What you have to do
Whenever the word "badge" turns up in a line below, that line should be copied.
—————
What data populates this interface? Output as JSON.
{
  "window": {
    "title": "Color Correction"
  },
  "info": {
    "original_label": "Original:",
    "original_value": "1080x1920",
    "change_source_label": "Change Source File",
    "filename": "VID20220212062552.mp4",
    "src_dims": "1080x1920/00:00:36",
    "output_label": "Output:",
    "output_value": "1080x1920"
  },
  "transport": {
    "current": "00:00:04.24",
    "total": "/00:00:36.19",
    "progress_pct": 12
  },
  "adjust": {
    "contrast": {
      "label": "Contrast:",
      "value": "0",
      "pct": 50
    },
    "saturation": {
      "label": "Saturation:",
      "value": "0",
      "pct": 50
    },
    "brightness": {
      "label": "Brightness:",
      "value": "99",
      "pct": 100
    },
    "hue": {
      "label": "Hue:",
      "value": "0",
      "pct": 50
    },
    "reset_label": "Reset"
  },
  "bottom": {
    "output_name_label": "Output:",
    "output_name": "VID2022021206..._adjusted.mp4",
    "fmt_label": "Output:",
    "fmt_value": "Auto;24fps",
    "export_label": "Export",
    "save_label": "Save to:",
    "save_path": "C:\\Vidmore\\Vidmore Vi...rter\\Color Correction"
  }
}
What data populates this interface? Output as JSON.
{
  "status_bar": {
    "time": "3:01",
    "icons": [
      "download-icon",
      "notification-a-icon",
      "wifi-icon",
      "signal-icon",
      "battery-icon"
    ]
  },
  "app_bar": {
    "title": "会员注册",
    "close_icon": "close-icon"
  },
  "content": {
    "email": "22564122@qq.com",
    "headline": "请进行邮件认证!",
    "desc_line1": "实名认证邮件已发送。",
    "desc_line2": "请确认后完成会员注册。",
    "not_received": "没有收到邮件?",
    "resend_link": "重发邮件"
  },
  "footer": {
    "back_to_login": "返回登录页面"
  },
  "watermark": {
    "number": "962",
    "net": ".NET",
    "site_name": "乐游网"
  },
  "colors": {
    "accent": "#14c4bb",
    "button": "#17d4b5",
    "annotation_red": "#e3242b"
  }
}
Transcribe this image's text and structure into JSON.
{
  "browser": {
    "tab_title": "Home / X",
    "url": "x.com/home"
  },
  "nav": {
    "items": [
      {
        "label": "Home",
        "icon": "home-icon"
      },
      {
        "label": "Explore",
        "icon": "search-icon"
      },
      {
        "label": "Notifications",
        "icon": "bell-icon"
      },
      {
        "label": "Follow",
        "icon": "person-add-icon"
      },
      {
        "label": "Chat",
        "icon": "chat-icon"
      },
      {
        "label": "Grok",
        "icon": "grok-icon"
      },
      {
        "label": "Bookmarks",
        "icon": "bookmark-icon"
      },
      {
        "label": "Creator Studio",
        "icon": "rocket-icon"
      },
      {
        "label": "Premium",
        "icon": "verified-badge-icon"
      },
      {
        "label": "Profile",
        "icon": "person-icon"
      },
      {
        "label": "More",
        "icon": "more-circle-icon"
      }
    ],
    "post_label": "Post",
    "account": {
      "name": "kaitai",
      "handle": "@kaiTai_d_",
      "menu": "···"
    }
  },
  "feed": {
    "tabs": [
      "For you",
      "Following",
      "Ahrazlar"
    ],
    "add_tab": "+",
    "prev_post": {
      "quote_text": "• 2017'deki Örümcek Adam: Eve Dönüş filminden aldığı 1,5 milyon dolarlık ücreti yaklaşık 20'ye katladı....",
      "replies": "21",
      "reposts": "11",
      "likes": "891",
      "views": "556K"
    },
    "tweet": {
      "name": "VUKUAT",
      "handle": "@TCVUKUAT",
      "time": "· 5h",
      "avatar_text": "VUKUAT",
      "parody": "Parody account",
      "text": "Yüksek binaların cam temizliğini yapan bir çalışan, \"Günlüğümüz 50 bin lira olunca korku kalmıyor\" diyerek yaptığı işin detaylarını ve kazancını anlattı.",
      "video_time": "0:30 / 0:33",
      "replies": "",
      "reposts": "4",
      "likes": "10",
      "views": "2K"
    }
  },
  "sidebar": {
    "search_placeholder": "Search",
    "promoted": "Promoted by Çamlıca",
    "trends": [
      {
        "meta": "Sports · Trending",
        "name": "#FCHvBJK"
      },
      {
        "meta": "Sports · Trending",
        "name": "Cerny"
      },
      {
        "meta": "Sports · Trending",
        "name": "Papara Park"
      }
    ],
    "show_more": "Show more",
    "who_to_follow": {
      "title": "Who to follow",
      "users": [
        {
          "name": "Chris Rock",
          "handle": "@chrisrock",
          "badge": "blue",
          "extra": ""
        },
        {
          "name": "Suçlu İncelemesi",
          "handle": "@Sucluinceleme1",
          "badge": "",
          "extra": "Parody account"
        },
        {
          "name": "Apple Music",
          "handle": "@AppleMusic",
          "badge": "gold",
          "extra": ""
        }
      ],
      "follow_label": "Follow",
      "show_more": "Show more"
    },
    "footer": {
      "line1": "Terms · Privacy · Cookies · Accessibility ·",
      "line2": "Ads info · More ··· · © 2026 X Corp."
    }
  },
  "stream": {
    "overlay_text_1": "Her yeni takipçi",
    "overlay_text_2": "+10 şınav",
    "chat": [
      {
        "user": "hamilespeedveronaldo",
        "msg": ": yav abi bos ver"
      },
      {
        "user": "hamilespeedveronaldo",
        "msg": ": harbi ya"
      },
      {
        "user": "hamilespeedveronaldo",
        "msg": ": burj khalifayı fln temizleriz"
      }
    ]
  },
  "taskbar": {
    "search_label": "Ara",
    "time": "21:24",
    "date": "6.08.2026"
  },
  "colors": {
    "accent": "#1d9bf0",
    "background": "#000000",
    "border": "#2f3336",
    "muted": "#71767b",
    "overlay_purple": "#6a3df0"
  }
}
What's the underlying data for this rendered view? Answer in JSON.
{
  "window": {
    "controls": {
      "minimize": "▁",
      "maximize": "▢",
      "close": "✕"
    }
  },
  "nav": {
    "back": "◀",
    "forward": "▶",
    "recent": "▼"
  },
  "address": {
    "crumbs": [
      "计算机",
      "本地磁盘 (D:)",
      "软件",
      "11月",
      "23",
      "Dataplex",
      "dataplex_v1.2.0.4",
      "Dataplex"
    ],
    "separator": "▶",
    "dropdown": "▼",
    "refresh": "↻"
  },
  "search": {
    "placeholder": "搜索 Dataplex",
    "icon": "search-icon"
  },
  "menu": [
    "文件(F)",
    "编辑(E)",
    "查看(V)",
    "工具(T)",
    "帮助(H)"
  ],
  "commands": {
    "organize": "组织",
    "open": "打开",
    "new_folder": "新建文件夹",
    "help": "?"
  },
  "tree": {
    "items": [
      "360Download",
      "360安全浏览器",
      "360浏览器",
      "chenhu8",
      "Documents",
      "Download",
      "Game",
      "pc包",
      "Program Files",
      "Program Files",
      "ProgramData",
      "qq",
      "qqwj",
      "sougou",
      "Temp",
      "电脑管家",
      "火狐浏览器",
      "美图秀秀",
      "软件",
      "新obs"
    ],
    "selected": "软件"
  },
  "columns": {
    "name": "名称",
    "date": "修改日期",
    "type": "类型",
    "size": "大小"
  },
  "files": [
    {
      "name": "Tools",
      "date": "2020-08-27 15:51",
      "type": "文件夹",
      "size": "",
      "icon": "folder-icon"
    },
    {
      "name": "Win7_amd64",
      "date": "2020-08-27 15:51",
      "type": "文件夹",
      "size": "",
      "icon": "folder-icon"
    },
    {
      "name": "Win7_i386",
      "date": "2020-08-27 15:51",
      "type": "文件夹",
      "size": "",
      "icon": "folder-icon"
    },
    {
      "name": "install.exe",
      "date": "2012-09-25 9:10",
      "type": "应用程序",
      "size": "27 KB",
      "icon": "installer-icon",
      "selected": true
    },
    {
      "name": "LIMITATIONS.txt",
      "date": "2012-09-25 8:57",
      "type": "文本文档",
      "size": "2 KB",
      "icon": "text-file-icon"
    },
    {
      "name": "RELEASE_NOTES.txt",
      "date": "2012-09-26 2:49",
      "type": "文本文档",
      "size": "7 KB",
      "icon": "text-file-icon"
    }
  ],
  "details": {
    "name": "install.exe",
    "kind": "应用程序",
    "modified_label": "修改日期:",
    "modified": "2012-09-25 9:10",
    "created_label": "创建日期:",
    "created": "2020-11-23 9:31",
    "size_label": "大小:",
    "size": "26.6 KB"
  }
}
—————
Completed exercise
        "icon": "verified-badge-icon"
          "badge": "blue",
          "badge": "",
          "badge": "gold",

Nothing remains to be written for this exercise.